### ASSIGNED TASK
If a line in the entries below includes "Frequency", pick it out and copy it.

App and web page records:
********

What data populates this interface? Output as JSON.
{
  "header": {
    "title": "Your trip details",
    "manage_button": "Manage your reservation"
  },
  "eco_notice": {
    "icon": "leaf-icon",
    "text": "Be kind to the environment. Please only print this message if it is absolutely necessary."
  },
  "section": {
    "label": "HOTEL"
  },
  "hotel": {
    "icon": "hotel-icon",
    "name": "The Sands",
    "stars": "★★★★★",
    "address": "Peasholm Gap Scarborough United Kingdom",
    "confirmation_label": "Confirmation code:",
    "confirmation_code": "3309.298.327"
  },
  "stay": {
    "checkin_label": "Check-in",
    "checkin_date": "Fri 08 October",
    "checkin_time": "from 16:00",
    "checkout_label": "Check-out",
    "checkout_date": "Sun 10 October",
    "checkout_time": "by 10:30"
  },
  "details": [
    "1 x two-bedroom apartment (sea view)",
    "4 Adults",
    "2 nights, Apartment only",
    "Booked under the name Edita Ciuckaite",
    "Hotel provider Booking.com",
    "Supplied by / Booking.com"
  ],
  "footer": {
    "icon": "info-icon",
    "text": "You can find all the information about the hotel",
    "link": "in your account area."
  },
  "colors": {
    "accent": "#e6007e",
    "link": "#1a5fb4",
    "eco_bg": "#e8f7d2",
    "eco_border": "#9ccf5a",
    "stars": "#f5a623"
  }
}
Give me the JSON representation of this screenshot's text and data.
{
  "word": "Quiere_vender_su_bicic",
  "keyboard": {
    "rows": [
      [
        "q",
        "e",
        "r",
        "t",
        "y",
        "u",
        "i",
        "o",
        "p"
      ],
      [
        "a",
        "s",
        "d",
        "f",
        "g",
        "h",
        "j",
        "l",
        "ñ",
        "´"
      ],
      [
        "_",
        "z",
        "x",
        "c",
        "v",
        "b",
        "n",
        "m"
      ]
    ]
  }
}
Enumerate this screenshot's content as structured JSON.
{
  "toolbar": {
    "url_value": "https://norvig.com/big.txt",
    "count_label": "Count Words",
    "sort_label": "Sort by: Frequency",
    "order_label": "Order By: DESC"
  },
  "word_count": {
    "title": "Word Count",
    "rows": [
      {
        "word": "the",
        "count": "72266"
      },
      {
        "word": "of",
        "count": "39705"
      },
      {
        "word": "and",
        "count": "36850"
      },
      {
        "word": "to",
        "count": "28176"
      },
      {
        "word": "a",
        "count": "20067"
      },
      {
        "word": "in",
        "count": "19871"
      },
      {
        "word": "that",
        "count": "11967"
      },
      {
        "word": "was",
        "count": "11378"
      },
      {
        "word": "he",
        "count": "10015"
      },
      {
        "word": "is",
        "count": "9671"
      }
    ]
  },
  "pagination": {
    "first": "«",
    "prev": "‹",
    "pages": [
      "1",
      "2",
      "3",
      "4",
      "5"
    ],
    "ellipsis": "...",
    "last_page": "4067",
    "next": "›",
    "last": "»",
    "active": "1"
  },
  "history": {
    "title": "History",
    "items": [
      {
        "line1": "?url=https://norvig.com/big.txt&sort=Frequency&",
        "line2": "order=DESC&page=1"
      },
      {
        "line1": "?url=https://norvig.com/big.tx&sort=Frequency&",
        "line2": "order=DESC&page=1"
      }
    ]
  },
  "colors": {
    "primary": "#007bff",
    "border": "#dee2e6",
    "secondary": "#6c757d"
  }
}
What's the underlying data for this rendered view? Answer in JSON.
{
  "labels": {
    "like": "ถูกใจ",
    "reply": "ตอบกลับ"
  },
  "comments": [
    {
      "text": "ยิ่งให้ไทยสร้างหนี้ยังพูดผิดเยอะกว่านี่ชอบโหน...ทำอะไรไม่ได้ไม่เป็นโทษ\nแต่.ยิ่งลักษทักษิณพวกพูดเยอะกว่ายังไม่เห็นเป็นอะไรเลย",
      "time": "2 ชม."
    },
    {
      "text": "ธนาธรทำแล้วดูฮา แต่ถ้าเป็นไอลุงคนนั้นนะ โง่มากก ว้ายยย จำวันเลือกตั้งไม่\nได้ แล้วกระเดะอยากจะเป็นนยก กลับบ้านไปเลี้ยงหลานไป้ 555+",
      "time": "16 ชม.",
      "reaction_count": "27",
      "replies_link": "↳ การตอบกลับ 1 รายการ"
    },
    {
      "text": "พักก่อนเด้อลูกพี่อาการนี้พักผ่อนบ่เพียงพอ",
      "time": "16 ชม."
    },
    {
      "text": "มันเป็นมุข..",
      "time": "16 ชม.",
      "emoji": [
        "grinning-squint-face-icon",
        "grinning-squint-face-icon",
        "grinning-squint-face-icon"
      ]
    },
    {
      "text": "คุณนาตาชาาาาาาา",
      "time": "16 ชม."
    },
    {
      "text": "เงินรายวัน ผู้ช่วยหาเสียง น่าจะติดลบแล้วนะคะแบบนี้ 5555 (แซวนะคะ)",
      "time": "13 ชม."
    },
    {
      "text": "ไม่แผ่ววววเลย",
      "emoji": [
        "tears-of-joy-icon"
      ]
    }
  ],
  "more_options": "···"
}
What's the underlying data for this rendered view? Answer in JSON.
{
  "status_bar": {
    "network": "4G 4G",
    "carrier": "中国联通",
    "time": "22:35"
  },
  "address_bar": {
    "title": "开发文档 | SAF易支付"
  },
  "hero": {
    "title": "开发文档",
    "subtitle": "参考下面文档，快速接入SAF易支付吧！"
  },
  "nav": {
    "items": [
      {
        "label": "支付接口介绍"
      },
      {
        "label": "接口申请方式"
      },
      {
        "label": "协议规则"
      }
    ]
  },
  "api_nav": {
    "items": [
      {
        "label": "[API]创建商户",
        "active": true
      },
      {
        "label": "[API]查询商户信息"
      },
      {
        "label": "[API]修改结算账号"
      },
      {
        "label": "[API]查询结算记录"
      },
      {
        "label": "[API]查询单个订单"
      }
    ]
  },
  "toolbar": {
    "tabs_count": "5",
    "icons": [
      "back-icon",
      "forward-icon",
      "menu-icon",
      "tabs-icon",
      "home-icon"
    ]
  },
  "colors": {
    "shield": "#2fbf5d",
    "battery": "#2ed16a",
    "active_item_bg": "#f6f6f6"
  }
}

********

### YOUR RESPONSE
    "sort_label": "Sort by: Frequency",
        "line1": "?url=https://norvig.com/big.txt&sort=Frequency&",
        "line1": "?url=https://norvig.com/big.tx&sort=Frequency&",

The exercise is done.